Auditory skills are also challenging Auditory discrimination is the ability to tell the difference between sounds. Children with learning disabilities have difficulty recognizing differences in sounds or words; hence they often misinterpret meanings (rat, rap). They also have problems identifying the rhyming elements of words. They find classifying words next to impossible (for example, finding all the words that start with a). Hierarchical classifications are generally beyond their capability. As you might guess, these are children who do not enjoy sound and word games and who often cannot express thoughts and ideas clearly.

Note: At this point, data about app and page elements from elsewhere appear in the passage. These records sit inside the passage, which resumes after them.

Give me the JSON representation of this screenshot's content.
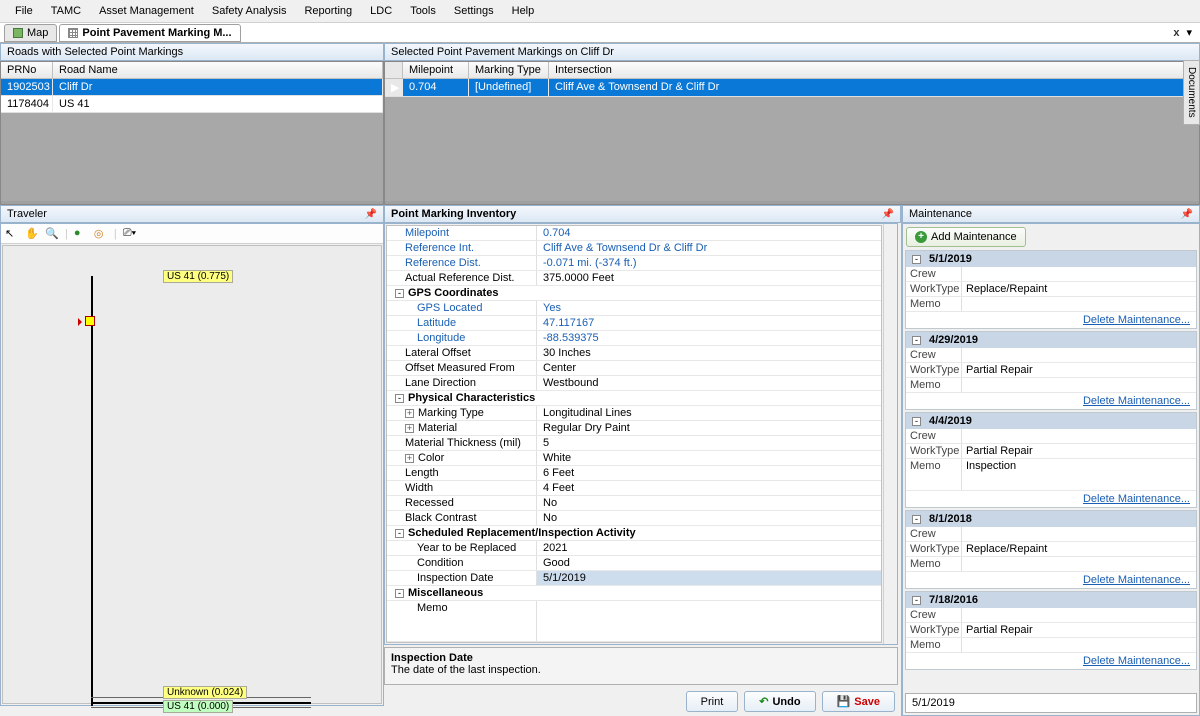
{
  "menu": [
    "File",
    "TAMC",
    "Asset Management",
    "Safety Analysis",
    "Reporting",
    "LDC",
    "Tools",
    "Settings",
    "Help"
  ],
  "tabs": {
    "map": "Map",
    "marking": "Point Pavement Marking M...",
    "close_x": "x",
    "dropdown_x": "▾"
  },
  "roads_panel": {
    "title": "Roads with Selected Point Markings",
    "cols": [
      "PRNo",
      "Road Name"
    ],
    "rows": [
      {
        "prno": "1902503",
        "name": "Cliff Dr",
        "sel": true
      },
      {
        "prno": "1178404",
        "name": "US 41",
        "sel": false
      }
    ]
  },
  "markings_panel": {
    "title": "Selected Point Pavement Markings on Cliff Dr",
    "cols": [
      "",
      "Milepoint",
      "Marking Type",
      "Intersection"
    ],
    "rows": [
      {
        "mp": "0.704",
        "mt": "[Undefined]",
        "int": "Cliff Ave & Townsend Dr & Cliff Dr",
        "sel": true
      }
    ]
  },
  "traveler": {
    "title": "Traveler",
    "labels": {
      "top": "US 41 (0.775)",
      "mid": "Unknown (0.024)",
      "bot": "US 41 (0.000)"
    }
  },
  "inventory": {
    "title": "Point Marking Inventory",
    "rows": [
      {
        "type": "kv",
        "cls": "blue",
        "label": "Milepoint",
        "value": "0.704"
      },
      {
        "type": "kv",
        "cls": "blue",
        "label": "Reference Int.",
        "value": "Cliff Ave & Townsend Dr & Cliff Dr"
      },
      {
        "type": "kv",
        "cls": "blue",
        "label": "Reference Dist.",
        "value": "-0.071 mi. (-374 ft.)"
      },
      {
        "type": "kv",
        "label": "Actual Reference Dist.",
        "value": "375.0000 Feet"
      },
      {
        "type": "cat",
        "label": "GPS Coordinates",
        "exp": "-"
      },
      {
        "type": "kv",
        "cls": "blue sub",
        "label": "GPS Located",
        "value": "Yes"
      },
      {
        "type": "kv",
        "cls": "blue sub",
        "label": "Latitude",
        "value": "47.117167"
      },
      {
        "type": "kv",
        "cls": "blue sub",
        "label": "Longitude",
        "value": "-88.539375"
      },
      {
        "type": "kv",
        "label": "Lateral Offset",
        "value": "30 Inches"
      },
      {
        "type": "kv",
        "label": "Offset Measured From",
        "value": "Center"
      },
      {
        "type": "kv",
        "label": "Lane Direction",
        "value": "Westbound"
      },
      {
        "type": "cat",
        "label": "Physical Characteristics",
        "exp": "-"
      },
      {
        "type": "kv",
        "label": "Marking Type",
        "value": "Longitudinal Lines",
        "box": "+"
      },
      {
        "type": "kv",
        "label": "Material",
        "value": "Regular Dry Paint",
        "box": "+"
      },
      {
        "type": "kv",
        "label": "Material Thickness (mil)",
        "value": "5"
      },
      {
        "type": "kv",
        "label": "Color",
        "value": "White",
        "box": "+"
      },
      {
        "type": "kv",
        "label": "Length",
        "value": "6 Feet"
      },
      {
        "type": "kv",
        "label": "Width",
        "value": "4 Feet"
      },
      {
        "type": "kv",
        "label": "Recessed",
        "value": "No"
      },
      {
        "type": "kv",
        "label": "Black Contrast",
        "value": "No"
      },
      {
        "type": "cat",
        "label": "Scheduled Replacement/Inspection Activity",
        "exp": "-"
      },
      {
        "type": "kv",
        "sub": true,
        "label": "Year to be Replaced",
        "value": "2021"
      },
      {
        "type": "kv",
        "sub": true,
        "label": "Condition",
        "value": "Good"
      },
      {
        "type": "kv",
        "sub": true,
        "cls": "highlight",
        "label": "Inspection Date",
        "value": "5/1/2019"
      },
      {
        "type": "cat",
        "label": "Miscellaneous",
        "exp": "-"
      },
      {
        "type": "kv",
        "sub": true,
        "label": "Memo",
        "value": "",
        "tall": true
      }
    ],
    "desc": {
      "title": "Inspection Date",
      "text": "The date of the last inspection."
    },
    "buttons": {
      "print": "Print",
      "undo": "Undo",
      "save": "Save"
    }
  },
  "maint": {
    "title": "Maintenance",
    "add": "Add Maintenance",
    "del": "Delete Maintenance...",
    "labels": {
      "crew": "Crew",
      "worktype": "WorkType",
      "memo": "Memo"
    },
    "items": [
      {
        "date": "5/1/2019",
        "crew": "",
        "worktype": "Replace/Repaint",
        "memo": ""
      },
      {
        "date": "4/29/2019",
        "crew": "",
        "worktype": "Partial Repair",
        "memo": ""
      },
      {
        "date": "4/4/2019",
        "crew": "",
        "worktype": "Partial Repair",
        "memo": "Inspection",
        "tall": true
      },
      {
        "date": "8/1/2018",
        "crew": "",
        "worktype": "Replace/Repaint",
        "memo": ""
      },
      {
        "date": "7/18/2016",
        "crew": "",
        "worktype": "Partial Repair",
        "memo": ""
      }
    ],
    "footer": "5/1/2019"
  },
  "side_tab": "Documents"
}
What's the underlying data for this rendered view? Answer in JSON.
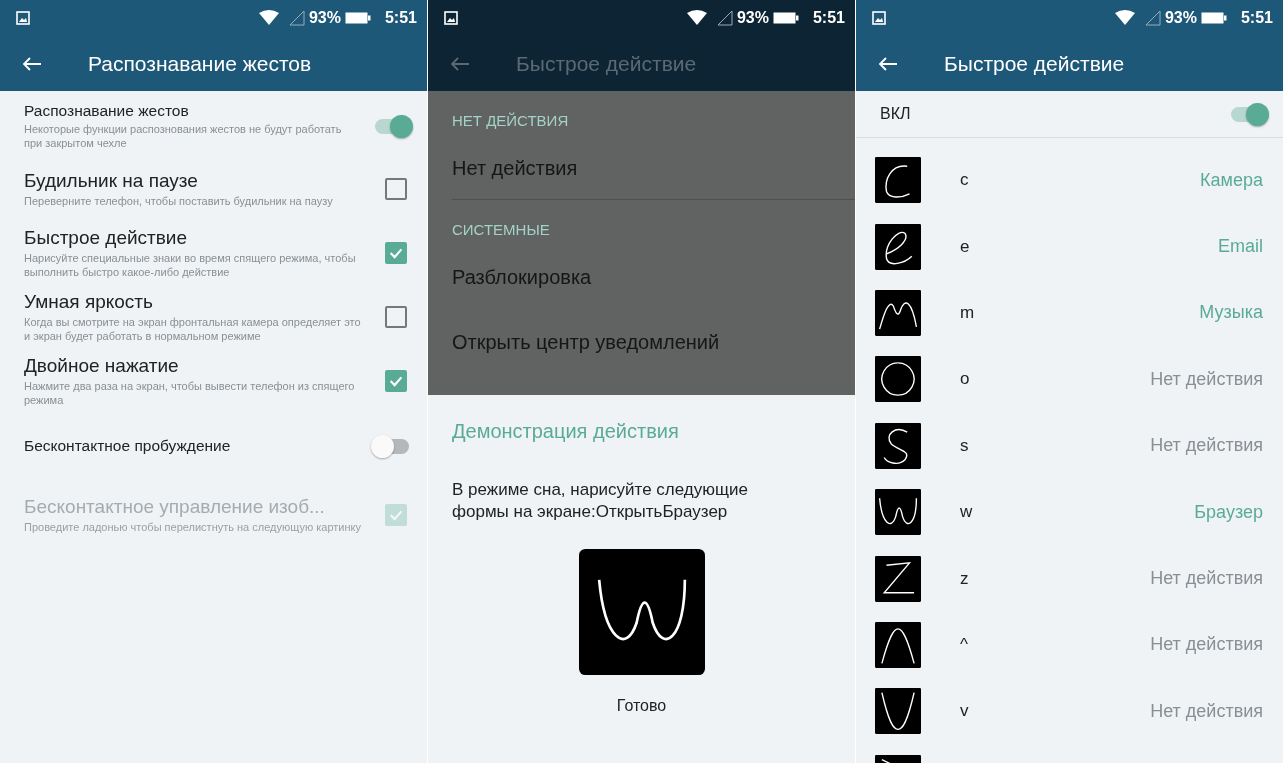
{
  "screens": [
    {
      "status_bar": {
        "battery": "93%",
        "time": "5:51"
      },
      "header": {
        "title": "Распознавание жестов",
        "dimmed": false
      },
      "settings": [
        {
          "kind": "toggle",
          "title": "Распознавание жестов",
          "subtitle": "Некоторые функции распознования жестов не будут работать при закрытом чехле",
          "on": true,
          "disabled": false
        },
        {
          "kind": "checkbox",
          "title": "Будильник на паузе",
          "subtitle": "Переверните телефон, чтобы поставить будильник на паузу",
          "on": false,
          "disabled": false
        },
        {
          "kind": "checkbox",
          "title": "Быстрое действие",
          "subtitle": "Нарисуйте специальные знаки во время спящего режима, чтобы выполнить быстро какое-либо действие",
          "on": true,
          "disabled": false
        },
        {
          "kind": "checkbox",
          "title": "Умная яркость",
          "subtitle": "Когда вы смотрите на экран фронтальная камера определяет это и экран будет работать в нормальном режиме",
          "on": false,
          "disabled": false
        },
        {
          "kind": "checkbox",
          "title": "Двойное нажатие",
          "subtitle": "Нажмите два раза на экран, чтобы вывести телефон из спящего режима",
          "on": true,
          "disabled": false
        },
        {
          "kind": "toggle",
          "title": "Бесконтактное пробуждение",
          "on": false,
          "disabled": false
        },
        {
          "kind": "checkbox",
          "title": "Бесконтактное управление изоб...",
          "subtitle": "Проведите ладонью чтобы перелистнуть на следующую картинку",
          "on": true,
          "disabled": true
        }
      ]
    },
    {
      "status_bar": {
        "battery": "93%",
        "time": "5:51"
      },
      "header": {
        "title": "Быстрое действие",
        "dimmed": true
      },
      "menu": [
        {
          "header": "НЕТ ДЕЙСТВИЯ",
          "items": [
            "Нет действия"
          ]
        },
        {
          "header": "СИСТЕМНЫЕ",
          "items": [
            "Разблокировка",
            "Открыть центр уведомлений"
          ]
        }
      ],
      "demo": {
        "title": "Демонстрация действия",
        "text": "В режиме сна, нарисуйте следующие формы на экране:ОткрытьБраузер",
        "kind": "w",
        "button": "Готово"
      }
    },
    {
      "status_bar": {
        "battery": "93%",
        "time": "5:51"
      },
      "header": {
        "title": "Быстрое действие",
        "dimmed": false
      },
      "master": {
        "label": "ВКЛ",
        "on": true
      },
      "gestures": [
        {
          "kind": "c",
          "letter": "c",
          "action": "Камера",
          "assigned": true
        },
        {
          "kind": "e",
          "letter": "e",
          "action": "Email",
          "assigned": true
        },
        {
          "kind": "m",
          "letter": "m",
          "action": "Музыка",
          "assigned": true
        },
        {
          "kind": "o",
          "letter": "o",
          "action": "Нет действия",
          "assigned": false
        },
        {
          "kind": "s",
          "letter": "s",
          "action": "Нет действия",
          "assigned": false
        },
        {
          "kind": "w",
          "letter": "w",
          "action": "Браузер",
          "assigned": true
        },
        {
          "kind": "z",
          "letter": "z",
          "action": "Нет действия",
          "assigned": false
        },
        {
          "kind": "caret",
          "letter": "^",
          "action": "Нет действия",
          "assigned": false
        },
        {
          "kind": "v",
          "letter": "v",
          "action": "Нет действия",
          "assigned": false
        },
        {
          "kind": "diagonal"
        }
      ]
    }
  ]
}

Auditory memory is the ability to remember what has been heard. Sometimes children forget the beginning by the time you get to the end of a long sentence. The second request in two-step directions may not be remembered. They may also have trouble locating the source of a sound (if you call their name they may search around the room and not find where you are).
Accommodations are made in the classroom to “level the playing field” and provide equal and ready access to the task at home. Some sample accommodations that can be provided to assist children with learning disabilities in the regular classroom can be sorted into the following six categories.
Autism Spectrum Disorder (ASD) and autism are both general terms for a group of complex disorders of brain development. These disorders are characterized, in 68 varying degrees, by difficulties in social interaction, verbal and nonverbal communication and repetitive behaviors.
Autism Spectrum Disorder is a neurodevelopmental disability that affects a child’s ability to communicate, understand language, play and interact with others. It is a life-long pervasive developmental disorder that affects normal development of the brain in areas that impact communication and social interaction combined with restricted patterns of behaviours. Impairments in these areas range from mild to profound. A high-functioning individual with autism can have a high IQ, can be verbal and may socially interact with others while a low-functioning individual with autism may have mental retardation, be completely non-verbal and may not interact with others. This extensive range represents many autism conditions that are known as Autism Spectrum Disorders.
There is no single intervention protocol for all children with autism; however, most individuals respond best to highly structured behavioral programs. Brief statements of the most commonly used behavior programs include the following aspects.
Applied Behaviour Analysis (ABA) – The use of positive reinforcement and other principles of applied behaviour analysis are used to build communication, play, social, academic, self-care, work, and community living skills and to reduce problem behaviors in learners with autism of all ages. The final goal ofABAintervention is to enable the child to function independently and successfully in a variety of settings.
Verbal Behaviour Intervention – The verbal behaviour approach focuses on teaching specific components of expressing language (mands, tact, intraverbals, and others). This approach begins with mands training, which teaches a child to request desired items, activities, and information-teaching the child that “words” are valuable and lead them to getting their wants and needs met.